Summary: It's extremely difficult to put Jackie Robinson's legacy into its proper perspective and for the most part 42 doesn't really try. Instead it is content to be a glossy, feel good sports story. If you can accept that, you'll find the film to be a genuinely entertaining and well acted biopic that tells an important story albeit in a less than urgent manner.
Summary: This is based on the real-life story of Jack Roosevelt "Jackie" Robinson. Robinson's story is well known to many, but to anyone who isn't, 42 (Robinson's number when he played for the Brooklyn Dodgers) will serve to acquaint them with the man and his achievements against the backdrop of the times he lived through. The cast is excellent & give outstanding performances, particularly when recreating the feel of the times & the way it felt to watch Robinson play.
Summary: generic racism is bad message is broadcast for over two hours. The story is filled with fairytale characters. Everyone is either racist or a black person lover. The rest of the character traits disappear into the abyss. Due to this the character interaction is wooden. The hero himself is uninteresting as everything is handed to him by his white boss making his struggle moot. Nothing good in this movie other than excellent cast but it fails to save this picture.
Excerpt: "I'm just a ball player...You're a hero." The plot revolves around the talented Jackie Robinson (Boseman) and compassionate Branch Rickey (Ford). Despite some historical inaccuracies and slow buildup of the story, the overall production was skillful. The performance of Harrison Ford was refreshing and Boseman provided authenticity. Cinematography and score matched well with the poignant scenes. Screenplay was powerful with lines: "This is a strange world now.
Summary: First: A great story, and told without sugar coating, and with simplicity. Harrison Ford imitated Branch Rickey perfectly; his makeup crew deserves an Oscar. I’m not sure that a perfect imitation is also fine acting, but it worked. My one problem with it was its pace. It often dragged and dragged, spending too much time and effort on simple matters.
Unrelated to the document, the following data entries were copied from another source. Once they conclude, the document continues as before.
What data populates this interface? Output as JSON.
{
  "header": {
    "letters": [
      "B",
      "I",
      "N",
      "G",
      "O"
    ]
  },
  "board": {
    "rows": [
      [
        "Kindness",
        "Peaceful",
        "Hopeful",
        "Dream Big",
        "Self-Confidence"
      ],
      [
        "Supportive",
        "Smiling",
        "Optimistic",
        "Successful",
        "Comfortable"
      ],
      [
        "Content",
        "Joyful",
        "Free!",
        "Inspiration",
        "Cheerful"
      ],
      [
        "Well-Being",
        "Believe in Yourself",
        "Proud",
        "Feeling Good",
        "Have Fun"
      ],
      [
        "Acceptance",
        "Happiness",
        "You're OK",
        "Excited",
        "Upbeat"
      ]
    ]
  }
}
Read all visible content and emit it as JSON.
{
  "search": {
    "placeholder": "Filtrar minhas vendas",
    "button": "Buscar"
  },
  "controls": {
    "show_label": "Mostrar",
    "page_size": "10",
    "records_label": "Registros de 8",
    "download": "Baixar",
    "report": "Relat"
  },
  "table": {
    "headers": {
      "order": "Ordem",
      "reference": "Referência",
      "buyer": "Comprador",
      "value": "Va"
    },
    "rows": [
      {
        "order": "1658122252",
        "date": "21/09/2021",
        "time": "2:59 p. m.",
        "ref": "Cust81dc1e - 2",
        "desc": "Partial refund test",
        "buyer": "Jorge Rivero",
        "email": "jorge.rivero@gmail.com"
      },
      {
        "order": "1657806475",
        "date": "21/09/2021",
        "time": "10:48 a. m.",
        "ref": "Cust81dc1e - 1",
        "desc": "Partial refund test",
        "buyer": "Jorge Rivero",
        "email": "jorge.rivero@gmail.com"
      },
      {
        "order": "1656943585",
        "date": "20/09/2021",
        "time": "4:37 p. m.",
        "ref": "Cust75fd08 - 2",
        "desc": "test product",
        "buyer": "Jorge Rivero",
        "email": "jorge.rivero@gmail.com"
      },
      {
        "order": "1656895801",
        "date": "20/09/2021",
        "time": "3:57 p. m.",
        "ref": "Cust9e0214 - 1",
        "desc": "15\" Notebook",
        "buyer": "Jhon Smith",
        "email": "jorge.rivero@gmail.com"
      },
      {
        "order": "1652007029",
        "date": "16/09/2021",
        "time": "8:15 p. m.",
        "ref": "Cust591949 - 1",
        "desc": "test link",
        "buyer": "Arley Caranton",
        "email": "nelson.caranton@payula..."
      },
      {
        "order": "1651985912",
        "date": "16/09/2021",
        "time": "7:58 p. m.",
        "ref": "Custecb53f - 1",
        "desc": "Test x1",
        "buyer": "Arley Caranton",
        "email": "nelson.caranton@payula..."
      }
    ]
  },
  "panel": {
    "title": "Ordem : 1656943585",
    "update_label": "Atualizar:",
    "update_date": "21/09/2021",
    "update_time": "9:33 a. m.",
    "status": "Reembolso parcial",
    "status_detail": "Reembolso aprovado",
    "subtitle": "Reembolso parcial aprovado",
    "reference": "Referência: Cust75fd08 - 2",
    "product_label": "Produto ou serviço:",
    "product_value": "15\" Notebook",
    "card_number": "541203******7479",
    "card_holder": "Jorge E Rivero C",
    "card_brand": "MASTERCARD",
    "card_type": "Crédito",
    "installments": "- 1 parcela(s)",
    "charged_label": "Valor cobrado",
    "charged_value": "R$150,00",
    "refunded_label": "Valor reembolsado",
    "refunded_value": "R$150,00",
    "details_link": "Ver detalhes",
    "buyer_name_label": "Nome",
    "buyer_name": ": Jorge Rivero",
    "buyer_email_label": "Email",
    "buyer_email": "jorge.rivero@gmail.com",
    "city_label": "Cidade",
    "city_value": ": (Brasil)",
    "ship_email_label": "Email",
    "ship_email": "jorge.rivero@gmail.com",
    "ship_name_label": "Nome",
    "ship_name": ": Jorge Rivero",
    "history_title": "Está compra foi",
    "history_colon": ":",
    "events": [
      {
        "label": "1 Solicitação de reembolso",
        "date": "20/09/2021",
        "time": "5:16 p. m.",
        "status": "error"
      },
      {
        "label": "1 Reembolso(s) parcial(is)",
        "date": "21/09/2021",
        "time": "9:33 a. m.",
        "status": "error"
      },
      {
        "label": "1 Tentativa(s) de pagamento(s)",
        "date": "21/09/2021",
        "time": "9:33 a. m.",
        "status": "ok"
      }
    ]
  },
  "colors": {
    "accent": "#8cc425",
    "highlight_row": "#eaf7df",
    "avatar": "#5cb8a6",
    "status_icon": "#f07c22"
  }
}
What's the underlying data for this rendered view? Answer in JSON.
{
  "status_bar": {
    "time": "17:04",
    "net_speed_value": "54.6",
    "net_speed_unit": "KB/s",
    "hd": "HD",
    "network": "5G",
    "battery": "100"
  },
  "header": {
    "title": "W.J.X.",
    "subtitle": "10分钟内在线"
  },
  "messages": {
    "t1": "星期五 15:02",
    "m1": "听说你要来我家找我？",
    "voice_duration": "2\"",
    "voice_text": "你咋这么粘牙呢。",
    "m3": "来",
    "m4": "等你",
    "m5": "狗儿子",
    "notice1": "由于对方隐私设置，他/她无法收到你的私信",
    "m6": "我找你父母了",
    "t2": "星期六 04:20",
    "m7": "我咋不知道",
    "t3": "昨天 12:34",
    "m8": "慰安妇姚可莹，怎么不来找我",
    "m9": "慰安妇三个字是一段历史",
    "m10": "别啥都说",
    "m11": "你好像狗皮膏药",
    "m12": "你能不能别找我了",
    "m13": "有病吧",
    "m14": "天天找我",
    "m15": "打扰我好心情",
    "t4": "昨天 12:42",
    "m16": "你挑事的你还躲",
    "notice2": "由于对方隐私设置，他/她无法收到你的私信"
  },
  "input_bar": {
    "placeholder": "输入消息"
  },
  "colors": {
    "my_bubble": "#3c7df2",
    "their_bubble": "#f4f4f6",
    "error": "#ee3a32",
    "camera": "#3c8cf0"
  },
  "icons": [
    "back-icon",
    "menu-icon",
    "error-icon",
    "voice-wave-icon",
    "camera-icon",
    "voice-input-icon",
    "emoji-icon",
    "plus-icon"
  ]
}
Summary: The Bottom Line A too self-consciously inspiring rendition of Jackie Robinson's genuinely inspiring accomplishment of breaking baseball's color barrier. Chadwick Boseman and Harrison Ford provide engaging performances as Jackie Robinson and Brooklyn Dodgers general manager Branch Rickey in the Legendary/Warner Bros. drama about the man who broke MLB's color line.